"This parliamentary election will differ from all previous polls. I think it will be the first parliament that could be called bourgeois," said Oleksander Suhonyako, head of the Ukrainian Banking Association.

"It means parliamentary deputies will create favorable conditions for business activity. That's why we can expect that the general economic situation in the country will improve," he said.

On the surface, Ukraine's economy is doing well.

Gross domestic product grew a record 9.1 percent last year helped by stronger exports, growing domestic consumption and a good grain harvest. In 2000, GDP rose by 5.8 percent.

Inflation is low and the hryvnia currency seems stable.

But people remain desperately poor, with salaries averaging $40 a month. Unemployment is high, the shadow economy is flourishing and corruption is widespread.
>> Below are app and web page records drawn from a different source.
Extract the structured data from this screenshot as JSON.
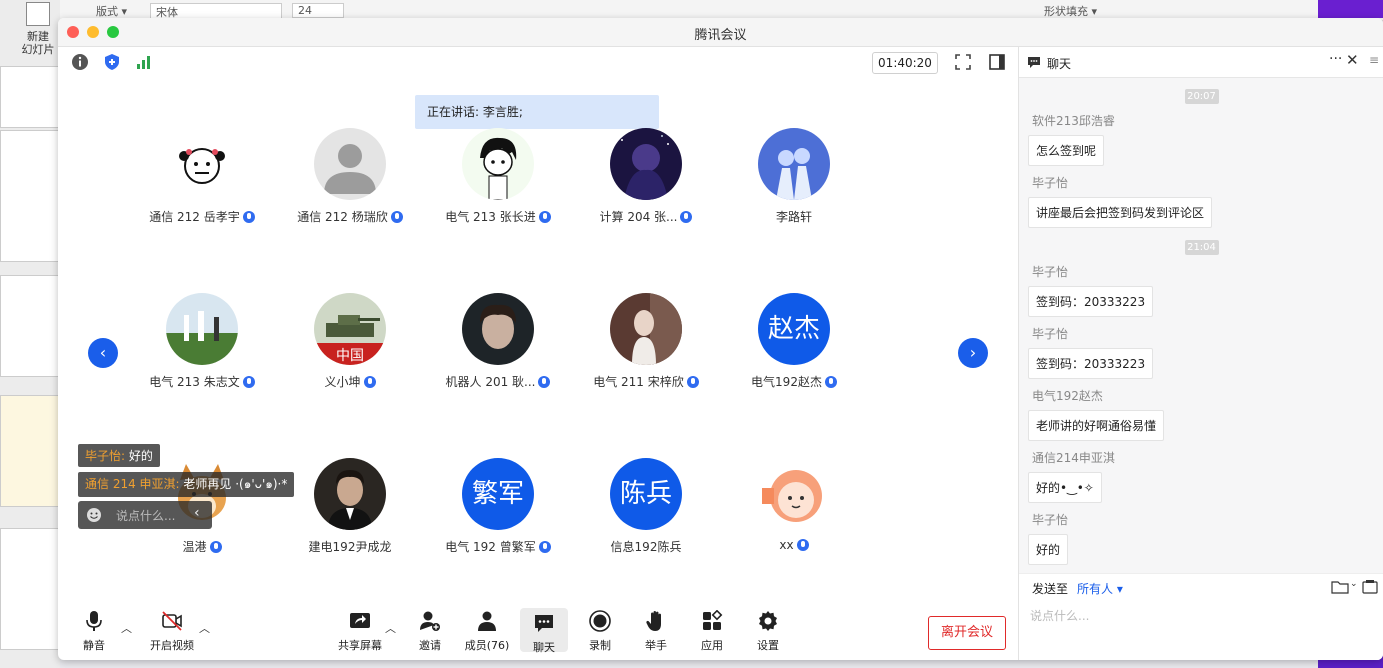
{
  "ppt": {
    "new_label_1": "新建",
    "new_label_2": "幻灯片",
    "layout_label": "版式",
    "font_name": "宋体",
    "font_size": "24",
    "shape_fill": "形状填充"
  },
  "window": {
    "title": "腾讯会议",
    "timer": "01:40:20",
    "speaking_label": "正在讲话: 李言胜;"
  },
  "participants": [
    {
      "name": "通信 212 岳孝宇",
      "avatar": "cartoon-face",
      "mic": true
    },
    {
      "name": "通信 212 杨瑞欣",
      "avatar": "default-person",
      "mic": true
    },
    {
      "name": "电气 213 张长进",
      "avatar": "anime-boy",
      "mic": true
    },
    {
      "name": "计算 204 张...",
      "avatar": "night-sky",
      "mic": true
    },
    {
      "name": "李路轩",
      "avatar": "anime-couple",
      "mic": false
    },
    {
      "name": "电气 213 朱志文",
      "avatar": "photo-field",
      "mic": true
    },
    {
      "name": "义小坤",
      "avatar": "tank",
      "mic": true
    },
    {
      "name": "机器人 201 耿...",
      "avatar": "photo-face",
      "mic": true
    },
    {
      "name": "电气 211 宋梓欣",
      "avatar": "photo-girl",
      "mic": true
    },
    {
      "name": "电气192赵杰",
      "avatar_text": "赵杰",
      "mic": true
    },
    {
      "name": "温港",
      "avatar": "shiba",
      "mic": true
    },
    {
      "name": "建电192尹成龙",
      "avatar": "photo-man",
      "mic": false
    },
    {
      "name": "电气 192 曾繁军",
      "avatar_text": "繁军",
      "mic": true
    },
    {
      "name": "信息192陈兵",
      "avatar_text": "陈兵",
      "mic": false
    },
    {
      "name": "xx",
      "avatar": "cartoon-orange",
      "mic": true
    }
  ],
  "popups": {
    "pop1_name": "毕子怡:",
    "pop1_text": " 好的",
    "pop2_name": "通信 214 申亚淇:",
    "pop2_text": " 老师再见 ·(๑'ᴗ'๑)·*",
    "say_placeholder": "说点什么..."
  },
  "bottombar": {
    "mute": "静音",
    "video": "开启视频",
    "share": "共享屏幕",
    "invite": "邀请",
    "members": "成员(76)",
    "chat": "聊天",
    "record": "录制",
    "raise": "举手",
    "apps": "应用",
    "settings": "设置",
    "leave": "离开会议"
  },
  "chat": {
    "title": "聊天",
    "messages": [
      {
        "time": "20:07"
      },
      {
        "sender": "软件213邱浩睿",
        "text": "怎么签到呢"
      },
      {
        "sender": "毕子怡",
        "text": "讲座最后会把签到码发到评论区"
      },
      {
        "time": "21:04"
      },
      {
        "sender": "毕子怡",
        "text": "签到码：20333223"
      },
      {
        "sender": "毕子怡",
        "text": "签到码：20333223"
      },
      {
        "sender": "电气192赵杰",
        "text": "老师讲的好啊通俗易懂"
      },
      {
        "sender": "通信214申亚淇",
        "text": "好的•‿•✧"
      },
      {
        "sender": "毕子怡",
        "text": "好的"
      }
    ],
    "send_to_label": "发送至",
    "send_to_value": "所有人",
    "input_placeholder": "说点什么..."
  },
  "colors": {
    "accent": "#1a5eea",
    "leave_red": "#e02a2a",
    "speaking_bg": "#d8e6fb"
  }
}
The unofficial economy is estimated to be about the size of its official counterpart, and Ukraine is rated one of the world's 10 most corrupt nations by Transparency International, a Berlin-based anti-graft watchdog.

Most major industries are obsolete and companies lack funds for modernization and restructuring.

Budget revenues constantly fell below targets and the International Monetary Fund has suspended its $2.6 billion three-year loan program. It is unclear when talks with the IMF will resume.

Many blame the outgoing parliament for the snail's pace of reform as the fragmented chamber was more focused on a battle of wills with President Leonid Kuchma than on passing key laws.

But analysts hope for a fresh start, saying the new parliament will be less leftist than its Communist-dominated predecessor.

"We are rather optimistic and hope for a better situation after the election," said Andriy Dmitrenko, an analyst at the Dragon Capital brokerage in Kiev.

"The Communists will be weaker, and they will not able to influence economic policies in any serious way," he said.

Analysts said reforms kicked off by Viktor Yushchenko, who headed the government from December 1999 to April 2001, were behind the current impressive growth. But, they warned, the positive impact was vanishing and the first signs of slowdown were becoming obvious.

"The government headed by [Prime Minister Anatoly] Kinakh has not made any serious strategic steps in reforming the economy. It has been rolling down a road paved by Yushchenko," Dmitrenko said.

Official figures showed that the rate of industrial output growth slowed to 3.5 percent in the first two months of 2002. In the same period a year ago, the rate was 16.7 percent.

Economists said nonpayments and obscure barter schemes had returned to the economy, raising doubts over recovery prospects.

Few believe that Kinakh will manage to stay in his post after the election. His removal could pave the way for the new parliament and president to agree on the appointment of a more reformist and decisive government.

Analysts said the government needs to develop a strong domestic market and cut its dependence on exports. Exporters currently account for about 60 percent of GDP and are a major source for hard currency revenues.

But they have been hit by lower world prices for steel and chemicals -- Ukraine's major exports -- and U.S. trade sanctions on metals and footwear imposed after a dispute over CD piracy.

An important role for the new parliament would be to make progress in key areas like tax, pension and land reform. Parliament passed a law last year allowing Ukrainians to buy land from 2005. But the sale of land would be legal only once deputies approve a set of laws to regulate the property market.

Parliamentarians have started considering new legislation on tax and pension reform but have made no decisions.

Privatization is another priority for the country, which faces a peak in foreign debt payments this year and next.

The government plans to sell its crown jewels this year -- 12 power utilities and the national telecoms monopoly, Ukrtelekom. But to ensure the tenders' success, Ukraine needs to set transparent rules and stop talk about resales, analysts said.

But they believe steps will be made in the right direction.

"Many businessmen are running for parliament this time. There will be some lobbying and talks about state protectionism but they care about their businesses and see a need for reforms and the entire country will benefit," a Western banker said.